What you need to do >>
Check each line of the material below for the word "rest". Say how many lines have it, and nothing else.

• • •

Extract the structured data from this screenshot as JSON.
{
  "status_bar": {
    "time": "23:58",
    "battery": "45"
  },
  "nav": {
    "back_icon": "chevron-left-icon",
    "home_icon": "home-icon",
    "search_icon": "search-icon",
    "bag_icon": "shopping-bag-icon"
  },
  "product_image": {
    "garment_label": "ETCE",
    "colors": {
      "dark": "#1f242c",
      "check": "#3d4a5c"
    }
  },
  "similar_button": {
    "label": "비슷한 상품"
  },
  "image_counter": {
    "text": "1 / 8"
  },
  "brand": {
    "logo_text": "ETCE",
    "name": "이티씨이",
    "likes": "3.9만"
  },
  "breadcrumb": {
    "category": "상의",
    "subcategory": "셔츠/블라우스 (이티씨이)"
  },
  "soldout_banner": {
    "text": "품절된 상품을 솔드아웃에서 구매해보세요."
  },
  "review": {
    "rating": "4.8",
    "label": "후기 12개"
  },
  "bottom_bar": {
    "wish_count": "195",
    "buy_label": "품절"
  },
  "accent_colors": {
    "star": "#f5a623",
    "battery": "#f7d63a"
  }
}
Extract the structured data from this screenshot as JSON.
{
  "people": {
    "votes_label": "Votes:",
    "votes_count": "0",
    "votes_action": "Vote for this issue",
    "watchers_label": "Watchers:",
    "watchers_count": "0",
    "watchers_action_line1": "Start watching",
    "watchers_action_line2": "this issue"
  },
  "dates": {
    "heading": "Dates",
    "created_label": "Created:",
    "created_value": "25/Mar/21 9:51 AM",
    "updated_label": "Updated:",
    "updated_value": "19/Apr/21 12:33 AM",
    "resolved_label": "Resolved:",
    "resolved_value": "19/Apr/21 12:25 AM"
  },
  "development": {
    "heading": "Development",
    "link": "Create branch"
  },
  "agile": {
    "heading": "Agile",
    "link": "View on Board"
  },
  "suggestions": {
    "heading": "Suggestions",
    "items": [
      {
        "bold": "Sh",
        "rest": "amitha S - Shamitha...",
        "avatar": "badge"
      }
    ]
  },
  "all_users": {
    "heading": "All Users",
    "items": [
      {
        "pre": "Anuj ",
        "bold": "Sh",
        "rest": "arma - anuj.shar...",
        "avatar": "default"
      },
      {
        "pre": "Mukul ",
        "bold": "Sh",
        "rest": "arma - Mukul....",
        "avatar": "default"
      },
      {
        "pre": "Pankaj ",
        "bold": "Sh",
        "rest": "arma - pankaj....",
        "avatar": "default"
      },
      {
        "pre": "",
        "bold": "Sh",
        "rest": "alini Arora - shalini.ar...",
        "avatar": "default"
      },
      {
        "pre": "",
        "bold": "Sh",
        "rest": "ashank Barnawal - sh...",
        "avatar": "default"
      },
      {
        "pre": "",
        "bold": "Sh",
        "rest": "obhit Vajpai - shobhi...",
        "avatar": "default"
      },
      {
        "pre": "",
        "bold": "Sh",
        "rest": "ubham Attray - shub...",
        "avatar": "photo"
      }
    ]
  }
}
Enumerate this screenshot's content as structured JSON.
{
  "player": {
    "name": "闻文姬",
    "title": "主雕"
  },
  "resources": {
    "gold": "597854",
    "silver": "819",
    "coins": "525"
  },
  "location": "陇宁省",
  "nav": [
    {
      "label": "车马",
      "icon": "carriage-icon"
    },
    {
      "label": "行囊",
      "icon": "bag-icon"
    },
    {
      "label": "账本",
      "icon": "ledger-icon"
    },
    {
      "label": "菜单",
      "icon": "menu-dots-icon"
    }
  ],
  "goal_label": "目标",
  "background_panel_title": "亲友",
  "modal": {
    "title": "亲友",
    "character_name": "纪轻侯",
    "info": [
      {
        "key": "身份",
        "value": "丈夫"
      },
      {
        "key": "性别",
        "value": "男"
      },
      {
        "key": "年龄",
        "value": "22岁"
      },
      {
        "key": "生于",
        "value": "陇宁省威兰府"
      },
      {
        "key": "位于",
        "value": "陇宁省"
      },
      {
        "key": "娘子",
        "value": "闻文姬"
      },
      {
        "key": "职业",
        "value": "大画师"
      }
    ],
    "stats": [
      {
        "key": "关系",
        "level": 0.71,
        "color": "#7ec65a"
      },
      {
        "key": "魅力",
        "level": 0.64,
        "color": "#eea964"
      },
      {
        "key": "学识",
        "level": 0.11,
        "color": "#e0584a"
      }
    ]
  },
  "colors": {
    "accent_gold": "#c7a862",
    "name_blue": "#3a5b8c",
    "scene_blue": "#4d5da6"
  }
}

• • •

Output >>
8